So, instead of dismissing my daughter’s photo problem as no big deal (because to me, it wasn’t a big deal), I chose empathy. Continue reading “4 Things Customer Service Agents Can Do to Convey Empathy to Customers”

Personal journal entry: “The Fault In Our Stars”

The Fault In Our Stars

Journal Entry -June 27, 2014 Orlando

Lauren and I saw “The Fault In Our Stars” Wednesday night. She heard of the book through a movie trailer. Lauren insisted that we immediately get the book so she could read it before she saw the movie. She read the book through tears and anticipation in just one week. I love watching her read with aggression. When her hands hold a book she likes, reading becomes as necessary and natural as breathing.

Since she finished the book while we were on vacation, we decided to catch the movie right here in Orlando. The movie was great. No, great is the wrong word. The plot was brilliantly conceptualized. I “felt” the characters. I experienced true empathy for the pain, fight and reality of terminally ill cancer patients.

I cried and cried. I fought hard, at first, to hold back my tears. I suppose I didn’t want to ruin my makeup. Or, did I not want Lauren to see me feel hard emotion? Pretty quickly, though, I gave in to the emotion and let myself just be. All I wanted to “be” was sad and empathic. So I let go and cried some more. Intensely I cried. I’m certain it was an ugly cry. The movie was sad, enlightening, engaging, empathy-invoking.

I can’t find “the” right word to describe this movie. Lauren would find my struggle for the right word amusing, as I am always pressing her to be more specific and detailed in her communication.

Most impacting to me was how fully the terminally ill children in the movie lived. They laughed, hurt, loved, and struggled, just like me. Just like my children. They didn’t wallow in self-pity, unlike a lot of healthy people. They inspired me and gave me hope.

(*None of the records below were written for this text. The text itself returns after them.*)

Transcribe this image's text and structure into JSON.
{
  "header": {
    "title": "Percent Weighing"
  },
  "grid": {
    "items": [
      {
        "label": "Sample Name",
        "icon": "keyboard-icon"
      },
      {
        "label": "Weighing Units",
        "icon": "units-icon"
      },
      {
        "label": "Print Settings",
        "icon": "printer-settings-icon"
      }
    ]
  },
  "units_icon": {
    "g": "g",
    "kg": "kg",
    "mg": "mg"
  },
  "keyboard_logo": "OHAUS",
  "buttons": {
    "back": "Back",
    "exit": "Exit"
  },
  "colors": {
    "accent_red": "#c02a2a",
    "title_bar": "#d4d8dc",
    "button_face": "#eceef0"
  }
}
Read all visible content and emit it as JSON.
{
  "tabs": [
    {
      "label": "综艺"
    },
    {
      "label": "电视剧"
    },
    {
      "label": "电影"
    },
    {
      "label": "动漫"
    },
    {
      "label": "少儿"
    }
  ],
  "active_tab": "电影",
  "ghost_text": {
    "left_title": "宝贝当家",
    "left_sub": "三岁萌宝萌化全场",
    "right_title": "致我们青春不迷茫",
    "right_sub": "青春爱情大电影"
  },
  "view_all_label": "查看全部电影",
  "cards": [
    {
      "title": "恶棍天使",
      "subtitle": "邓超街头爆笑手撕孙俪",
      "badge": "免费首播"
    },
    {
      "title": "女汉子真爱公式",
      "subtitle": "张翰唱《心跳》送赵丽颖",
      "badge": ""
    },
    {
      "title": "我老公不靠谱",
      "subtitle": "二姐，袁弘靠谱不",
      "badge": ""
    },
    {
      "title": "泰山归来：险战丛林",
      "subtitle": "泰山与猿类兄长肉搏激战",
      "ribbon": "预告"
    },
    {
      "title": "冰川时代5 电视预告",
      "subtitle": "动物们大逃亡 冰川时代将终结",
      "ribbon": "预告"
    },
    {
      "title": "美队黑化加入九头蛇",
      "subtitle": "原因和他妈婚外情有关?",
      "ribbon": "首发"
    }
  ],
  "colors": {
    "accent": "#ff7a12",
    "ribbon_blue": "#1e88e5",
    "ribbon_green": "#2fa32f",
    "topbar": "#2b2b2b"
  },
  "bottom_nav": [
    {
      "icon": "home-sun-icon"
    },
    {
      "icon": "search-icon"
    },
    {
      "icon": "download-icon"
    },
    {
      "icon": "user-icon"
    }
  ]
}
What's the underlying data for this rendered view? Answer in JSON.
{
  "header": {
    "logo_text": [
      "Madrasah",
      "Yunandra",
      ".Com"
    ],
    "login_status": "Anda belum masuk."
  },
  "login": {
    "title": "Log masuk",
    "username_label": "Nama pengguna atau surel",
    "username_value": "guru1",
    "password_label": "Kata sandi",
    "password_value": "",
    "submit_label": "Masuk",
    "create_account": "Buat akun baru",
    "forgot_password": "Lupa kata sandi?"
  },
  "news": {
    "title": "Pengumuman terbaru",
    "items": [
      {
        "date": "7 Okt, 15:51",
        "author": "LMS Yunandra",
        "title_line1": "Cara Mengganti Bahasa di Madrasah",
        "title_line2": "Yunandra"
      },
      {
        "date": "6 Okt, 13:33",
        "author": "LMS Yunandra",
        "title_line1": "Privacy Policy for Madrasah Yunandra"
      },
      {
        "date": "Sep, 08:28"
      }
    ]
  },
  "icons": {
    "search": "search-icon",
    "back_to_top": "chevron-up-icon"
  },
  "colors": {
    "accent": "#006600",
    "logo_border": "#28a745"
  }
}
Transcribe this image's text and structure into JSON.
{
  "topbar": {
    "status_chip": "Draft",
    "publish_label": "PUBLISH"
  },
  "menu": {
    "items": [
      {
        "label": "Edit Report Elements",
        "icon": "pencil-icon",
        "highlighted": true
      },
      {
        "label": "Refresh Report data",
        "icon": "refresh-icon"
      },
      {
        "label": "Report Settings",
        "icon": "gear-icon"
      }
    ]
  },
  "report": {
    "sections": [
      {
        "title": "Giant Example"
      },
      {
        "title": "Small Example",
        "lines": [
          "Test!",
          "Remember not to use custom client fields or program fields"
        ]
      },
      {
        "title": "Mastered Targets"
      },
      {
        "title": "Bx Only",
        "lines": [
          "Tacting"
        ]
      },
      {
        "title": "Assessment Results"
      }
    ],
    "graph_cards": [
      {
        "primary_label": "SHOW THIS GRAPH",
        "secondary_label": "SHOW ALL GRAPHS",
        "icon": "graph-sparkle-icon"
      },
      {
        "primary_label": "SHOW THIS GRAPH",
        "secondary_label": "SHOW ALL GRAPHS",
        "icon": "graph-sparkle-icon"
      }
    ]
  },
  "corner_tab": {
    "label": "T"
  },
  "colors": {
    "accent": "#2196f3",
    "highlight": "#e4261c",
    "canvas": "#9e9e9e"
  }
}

I know I saw “The Fault In Our Stars” at just the right time. Last week I took on Make-A-Wish Foundation as a client. This movie helps me understand on a deeper level just how profoundly impacting Wish Granters are to terminally ill children. No doubt, I will create even greater value for my client because of the glimpse into the lives of terminally ill children this movie gave me. Thank you Father, for the gift of this movie.

–Myra